FAMU President, Students, Staff Tour Kinsey Collection at SoFi Stadium

January 30, 2023
Robinson & Kinseys
FAMU President, Students, Staff Tour Kinsey Collection at SoFi Stadium

(from left) President Robinson, First Lady Sharon Robinson, Shirley, Bernard and Khalil Kinsey.

Los Angeles, Calif. – Florida A&M University (FAMU) President Larry Robinson, Ph.D., student leaders, alumni, and some staff visited the Kinsey Collection exhibit at SoFi Stadium Friday.

The exhibit, which includes about 10 percent of the entire collection of FAMU alumni Bernard and Shirley Kinsey, and their son Khalil Kinsey, has been on view in 100,000 square feet of the 70,000-seat arena since Superbowl LVI in 2022. 

The FAMU delegation in Los Angeles for the Black College Expo received a narrated tour of the exhibit from Bernard and Khalil Kinsey. President Robinson, who has seen earlier versions of the exhibition in Tallahassee, at the Smithsonian, at Pepperdine University, and elsewhere, was wowed.

“This is just incredible. I can’t tell you how impressed I am.  The students and alums who are with us should feel this is something special,” Robinson said. “It makes me feel wonderful to be part of an institution that produces graduates like this.”

FAMU DelegationFAMU administrators, staff, students and alumni with the Kinseys at SoFi Stadium.    

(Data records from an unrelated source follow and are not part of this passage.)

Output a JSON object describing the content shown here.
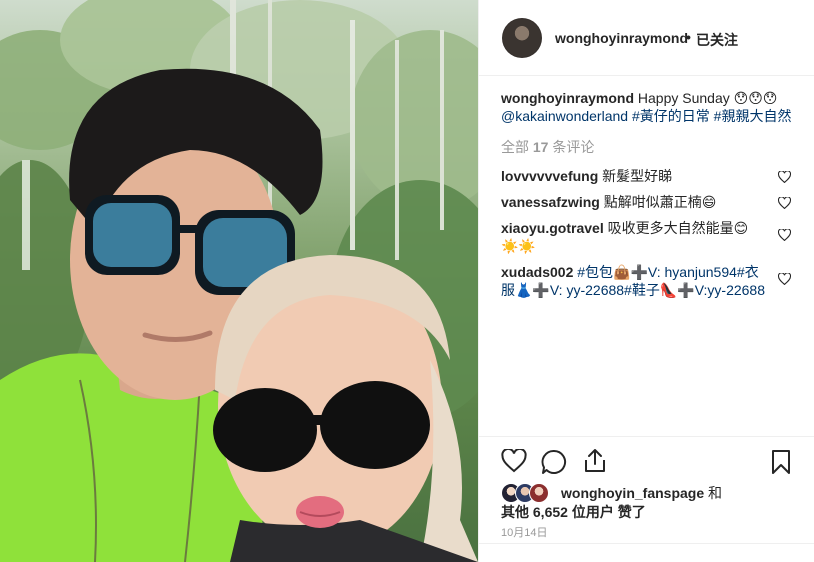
{
  "header": {
    "username": "wonghoyinraymond",
    "separator": "•",
    "follow_state": "已关注"
  },
  "caption": {
    "username": "wonghoyinraymond",
    "text": "Happy Sunday 😯😯😯",
    "mention": "@kakainwonderland",
    "hashtag1": "#黃仔的日常",
    "hashtag2": "#親親大自然"
  },
  "view_all_comments": {
    "prefix": "全部",
    "count": "17",
    "suffix": "条评论"
  },
  "comments": [
    {
      "username": "lovvvvvvefung",
      "text": "新髮型好睇"
    },
    {
      "username": "vanessafzwing",
      "text": "點解咁似蕭正楠😄"
    },
    {
      "username": "xiaoyu.gotravel",
      "text": "吸收更多大自然能量😊☀️☀️"
    },
    {
      "username": "xudads002",
      "text": "#包包👜➕V: hyanjun594#衣服👗➕V: yy-22688#鞋子👠➕V:yy-22688"
    }
  ],
  "likes": {
    "first_liker": "wonghoyin_fanspage",
    "and": "和",
    "others_prefix": "其他",
    "count": "6,652",
    "others_suffix": "位用户 赞了"
  },
  "date": "10月14日",
  "icons": {
    "like": "heart-icon",
    "comment": "comment-icon",
    "share": "share-icon",
    "save": "bookmark-icon",
    "comment_like": "heart-icon"
  },
  "colors": {
    "text": "#262626",
    "muted": "#999999",
    "link": "#003569",
    "divider": "#efefef"
  }
}
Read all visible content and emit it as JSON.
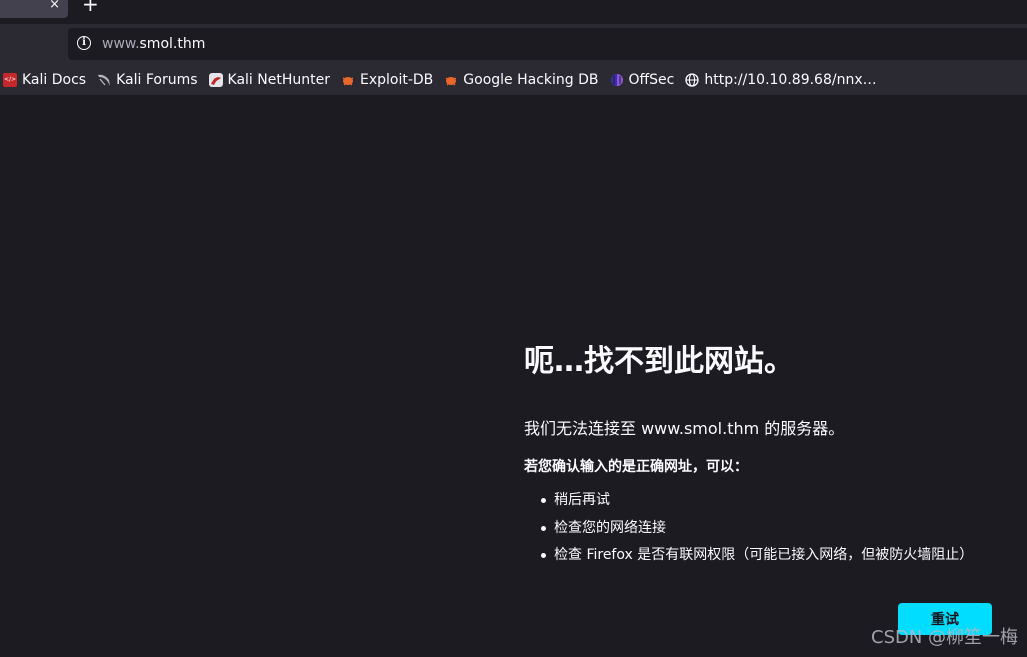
{
  "tab": {
    "close_icon": "×",
    "new_tab_icon": "+"
  },
  "urlbar": {
    "prefix": "www.",
    "domain": "smol.thm",
    "info_icon": "i"
  },
  "bookmarks": [
    {
      "label": "Kali Docs",
      "icon": "kali-docs-icon"
    },
    {
      "label": "Kali Forums",
      "icon": "kali-dragon-icon"
    },
    {
      "label": "Kali NetHunter",
      "icon": "nethunter-icon"
    },
    {
      "label": "Exploit-DB",
      "icon": "exploit-db-icon"
    },
    {
      "label": "Google Hacking DB",
      "icon": "ghdb-icon"
    },
    {
      "label": "OffSec",
      "icon": "offsec-icon"
    },
    {
      "label": "http://10.10.89.68/nnx…",
      "icon": "globe-icon"
    }
  ],
  "error": {
    "title": "呃…找不到此网站。",
    "message": "我们无法连接至 www.smol.thm 的服务器。",
    "question": "若您确认输入的是正确网址，可以：",
    "suggestions": [
      "稍后再试",
      "检查您的网络连接",
      "检查 Firefox 是否有联网权限（可能已接入网络，但被防火墙阻止）"
    ],
    "retry_label": "重试"
  },
  "watermark": "CSDN @柳笙一梅",
  "colors": {
    "accent": "#00ddff",
    "background": "#1c1b22",
    "toolbar": "#2b2a33"
  }
}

Given its placement at the LA Rams home stadium and site of the major concerts and other signature events, the collection of African American art and artifacts is a “trojan horse” to pass on knowledge of African American history.

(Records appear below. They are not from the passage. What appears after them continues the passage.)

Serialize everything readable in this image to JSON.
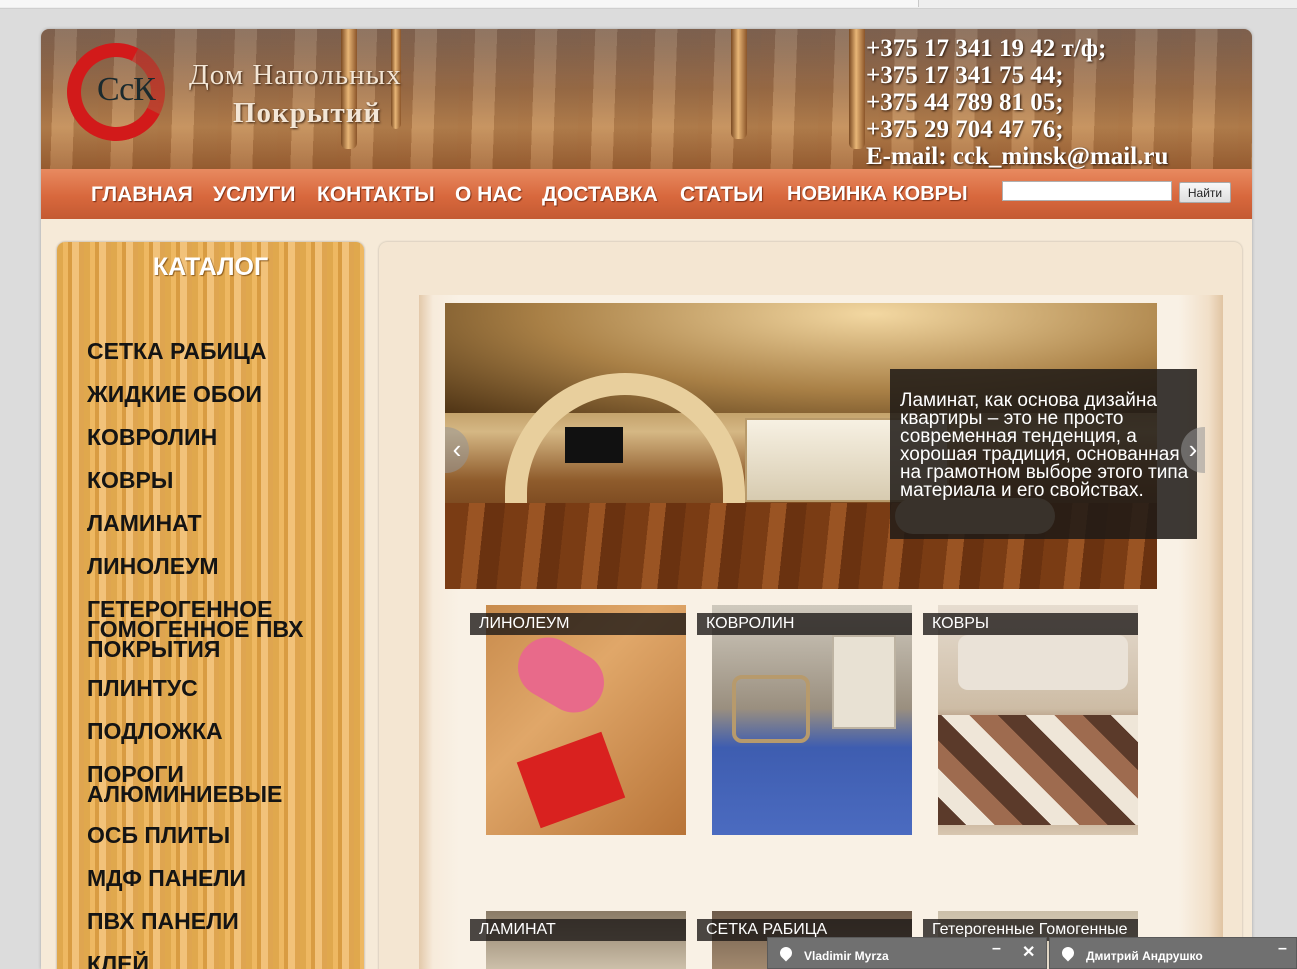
{
  "brand": {
    "logo_mark": "СсК",
    "line1": "Дом Напольных",
    "line2": "Покрытий"
  },
  "contacts": [
    "+375 17 341 19 42 т/ф;",
    "+375 17 341 75 44;",
    "+375 44 789 81 05;",
    "+375 29 704 47 76;",
    "E-mail: cck_minsk@mail.ru"
  ],
  "nav": [
    "ГЛАВНАЯ",
    "УСЛУГИ",
    "КОНТАКТЫ",
    "О НАС",
    "ДОСТАВКА",
    "СТАТЬИ",
    "НОВИНКА КОВРЫ"
  ],
  "search": {
    "value": "",
    "button": "Найти"
  },
  "catalog": {
    "title": "КАТАЛОГ",
    "items": [
      "СЕТКА РАБИЦА",
      "ЖИДКИЕ ОБОИ",
      "КОВРОЛИН",
      "КОВРЫ",
      "ЛАМИНАТ",
      "ЛИНОЛЕУМ",
      "ГЕТЕРОГЕННОЕ ГОМОГЕННОЕ ПВХ ПОКРЫТИЯ",
      "ПЛИНТУС",
      "ПОДЛОЖКА",
      "ПОРОГИ АЛЮМИНИЕВЫЕ",
      "ОСБ ПЛИТЫ",
      "МДФ ПАНЕЛИ",
      "ПВХ ПАНЕЛИ",
      "КЛЕЙ"
    ]
  },
  "slider": {
    "caption": "Ламинат, как основа дизайна квартиры – это не просто современная тенденция, а хорошая традиция, основанная на грамотном выборе этого типа материала и его свойствах.",
    "prev_icon": "‹",
    "next_icon": "›"
  },
  "tiles": [
    "ЛИНОЛЕУМ",
    "КОВРОЛИН",
    "КОВРЫ",
    "ЛАМИНАТ",
    "СЕТКА РАБИЦА",
    "Гетерогенные Гомогенные"
  ],
  "chats": [
    {
      "name": "Vladimir Myrza",
      "min": "–",
      "close": "✕"
    },
    {
      "name": "Дмитрий Андрушко",
      "min": "–"
    }
  ]
}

“This is probably the most dynamic exhibition we’ve done outside Disney World. This provides the opportunity for more folks to come through without having to pay a million dollars, to be able to see themselves on the walls of such an incredible venue,” said Khalil Kinsey, chief curator and creative director of the Kinsey Collection. “This is our charge. For me, the work that we do has been life-changing.”

The exhibit is a journey in three parts: historical records, fine art, and “Continuum,” a display of art from African American Los Angeles area-based artists.  

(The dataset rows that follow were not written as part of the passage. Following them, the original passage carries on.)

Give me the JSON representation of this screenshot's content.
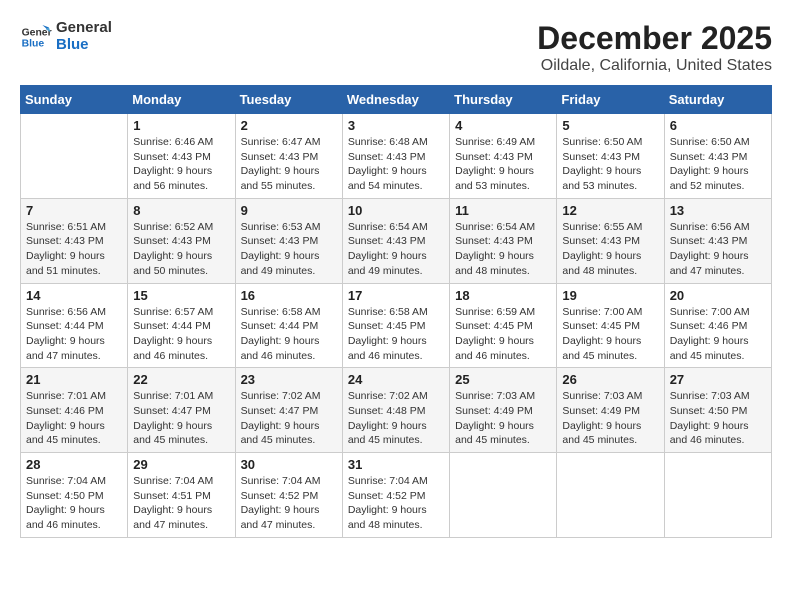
{
  "logo": {
    "line1": "General",
    "line2": "Blue"
  },
  "title": "December 2025",
  "subtitle": "Oildale, California, United States",
  "days_of_week": [
    "Sunday",
    "Monday",
    "Tuesday",
    "Wednesday",
    "Thursday",
    "Friday",
    "Saturday"
  ],
  "weeks": [
    [
      {
        "day": "",
        "info": ""
      },
      {
        "day": "1",
        "info": "Sunrise: 6:46 AM\nSunset: 4:43 PM\nDaylight: 9 hours\nand 56 minutes."
      },
      {
        "day": "2",
        "info": "Sunrise: 6:47 AM\nSunset: 4:43 PM\nDaylight: 9 hours\nand 55 minutes."
      },
      {
        "day": "3",
        "info": "Sunrise: 6:48 AM\nSunset: 4:43 PM\nDaylight: 9 hours\nand 54 minutes."
      },
      {
        "day": "4",
        "info": "Sunrise: 6:49 AM\nSunset: 4:43 PM\nDaylight: 9 hours\nand 53 minutes."
      },
      {
        "day": "5",
        "info": "Sunrise: 6:50 AM\nSunset: 4:43 PM\nDaylight: 9 hours\nand 53 minutes."
      },
      {
        "day": "6",
        "info": "Sunrise: 6:50 AM\nSunset: 4:43 PM\nDaylight: 9 hours\nand 52 minutes."
      }
    ],
    [
      {
        "day": "7",
        "info": "Sunrise: 6:51 AM\nSunset: 4:43 PM\nDaylight: 9 hours\nand 51 minutes."
      },
      {
        "day": "8",
        "info": "Sunrise: 6:52 AM\nSunset: 4:43 PM\nDaylight: 9 hours\nand 50 minutes."
      },
      {
        "day": "9",
        "info": "Sunrise: 6:53 AM\nSunset: 4:43 PM\nDaylight: 9 hours\nand 49 minutes."
      },
      {
        "day": "10",
        "info": "Sunrise: 6:54 AM\nSunset: 4:43 PM\nDaylight: 9 hours\nand 49 minutes."
      },
      {
        "day": "11",
        "info": "Sunrise: 6:54 AM\nSunset: 4:43 PM\nDaylight: 9 hours\nand 48 minutes."
      },
      {
        "day": "12",
        "info": "Sunrise: 6:55 AM\nSunset: 4:43 PM\nDaylight: 9 hours\nand 48 minutes."
      },
      {
        "day": "13",
        "info": "Sunrise: 6:56 AM\nSunset: 4:43 PM\nDaylight: 9 hours\nand 47 minutes."
      }
    ],
    [
      {
        "day": "14",
        "info": "Sunrise: 6:56 AM\nSunset: 4:44 PM\nDaylight: 9 hours\nand 47 minutes."
      },
      {
        "day": "15",
        "info": "Sunrise: 6:57 AM\nSunset: 4:44 PM\nDaylight: 9 hours\nand 46 minutes."
      },
      {
        "day": "16",
        "info": "Sunrise: 6:58 AM\nSunset: 4:44 PM\nDaylight: 9 hours\nand 46 minutes."
      },
      {
        "day": "17",
        "info": "Sunrise: 6:58 AM\nSunset: 4:45 PM\nDaylight: 9 hours\nand 46 minutes."
      },
      {
        "day": "18",
        "info": "Sunrise: 6:59 AM\nSunset: 4:45 PM\nDaylight: 9 hours\nand 46 minutes."
      },
      {
        "day": "19",
        "info": "Sunrise: 7:00 AM\nSunset: 4:45 PM\nDaylight: 9 hours\nand 45 minutes."
      },
      {
        "day": "20",
        "info": "Sunrise: 7:00 AM\nSunset: 4:46 PM\nDaylight: 9 hours\nand 45 minutes."
      }
    ],
    [
      {
        "day": "21",
        "info": "Sunrise: 7:01 AM\nSunset: 4:46 PM\nDaylight: 9 hours\nand 45 minutes."
      },
      {
        "day": "22",
        "info": "Sunrise: 7:01 AM\nSunset: 4:47 PM\nDaylight: 9 hours\nand 45 minutes."
      },
      {
        "day": "23",
        "info": "Sunrise: 7:02 AM\nSunset: 4:47 PM\nDaylight: 9 hours\nand 45 minutes."
      },
      {
        "day": "24",
        "info": "Sunrise: 7:02 AM\nSunset: 4:48 PM\nDaylight: 9 hours\nand 45 minutes."
      },
      {
        "day": "25",
        "info": "Sunrise: 7:03 AM\nSunset: 4:49 PM\nDaylight: 9 hours\nand 45 minutes."
      },
      {
        "day": "26",
        "info": "Sunrise: 7:03 AM\nSunset: 4:49 PM\nDaylight: 9 hours\nand 45 minutes."
      },
      {
        "day": "27",
        "info": "Sunrise: 7:03 AM\nSunset: 4:50 PM\nDaylight: 9 hours\nand 46 minutes."
      }
    ],
    [
      {
        "day": "28",
        "info": "Sunrise: 7:04 AM\nSunset: 4:50 PM\nDaylight: 9 hours\nand 46 minutes."
      },
      {
        "day": "29",
        "info": "Sunrise: 7:04 AM\nSunset: 4:51 PM\nDaylight: 9 hours\nand 47 minutes."
      },
      {
        "day": "30",
        "info": "Sunrise: 7:04 AM\nSunset: 4:52 PM\nDaylight: 9 hours\nand 47 minutes."
      },
      {
        "day": "31",
        "info": "Sunrise: 7:04 AM\nSunset: 4:52 PM\nDaylight: 9 hours\nand 48 minutes."
      },
      {
        "day": "",
        "info": ""
      },
      {
        "day": "",
        "info": ""
      },
      {
        "day": "",
        "info": ""
      }
    ]
  ]
}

On display was an original manuscript of Phillis Wheatley’s  “Poems on Various Subjects, Moral and Religious,” the first published book of poetry by an African American. 

Kinsey CollectionArt work on display as part of the Kinsey Collection exhibit.

Among the other pieces on display was the earliest known Black baptismal record from St. Augustine, Florida, in 1595. The document recorded the January 5, 1595 baptism of Estebana, the daughter of Gratia, an enslaved woman in the early Spanish settlement.

A black and white portrait of a Black couple shows them dignified and majestic in their Sunday best. One of the newer additions to the collection is a Pullman porter jacket, cap and hand brush, donated by the daughter of former Pullman porter Edwin Elijah Dorsey. 

The collection exhibit is an opportunity for those seeking an introduction to Black art. On display are works by the late Ernie Barnes, a retired NFL player turned artist, whose work has been auctioned for millions. His classic, “Slow Drag,” an acrylic painting of a Black couple slow dancing, is also on display.

Among the items on view at SoFi, were 10 issues of Crisis magazine, when W.E.B. Dubois edited the NAACP publication. The collection also includes a first edition of Dubois’ classic, “Souls of Black Folks.” 

It was an emotional visit for Student Government Association (SGA) President Zachary C. Bell, SGA Vice President Makira Burns, and Miss FAMU Aliya Everett. Bell recalls meeting Kinsey last fall at the Florida Classic and learning about the Kinsey Collection for the first time.

KinseysSGA President Zachary Bell, SGA Vice President Makira Burns and Sharon Robinson listen as Bernard Kinsey discusses the Kinsey Collection at SoFi Stadium.

“This is a full circle experience for me to come and see it in person. I try not to get emotional,” said Bell. “Every FAMU student can benefit from knowing this was created by Rattlers. I look forward to returning to school and sharing the great things you guys are doing,” Bell told the Kinseys.

The Collection has been on display in scores of cities and venues. It showed in Florida State University Panama City campus in 2022.  

“We are trying to put a line through these myths. We have been omitted from our history. We are striving to put us back in the picture,” said Bernard Kinsey. “There’s a story that made America, and there’s a story America made up.”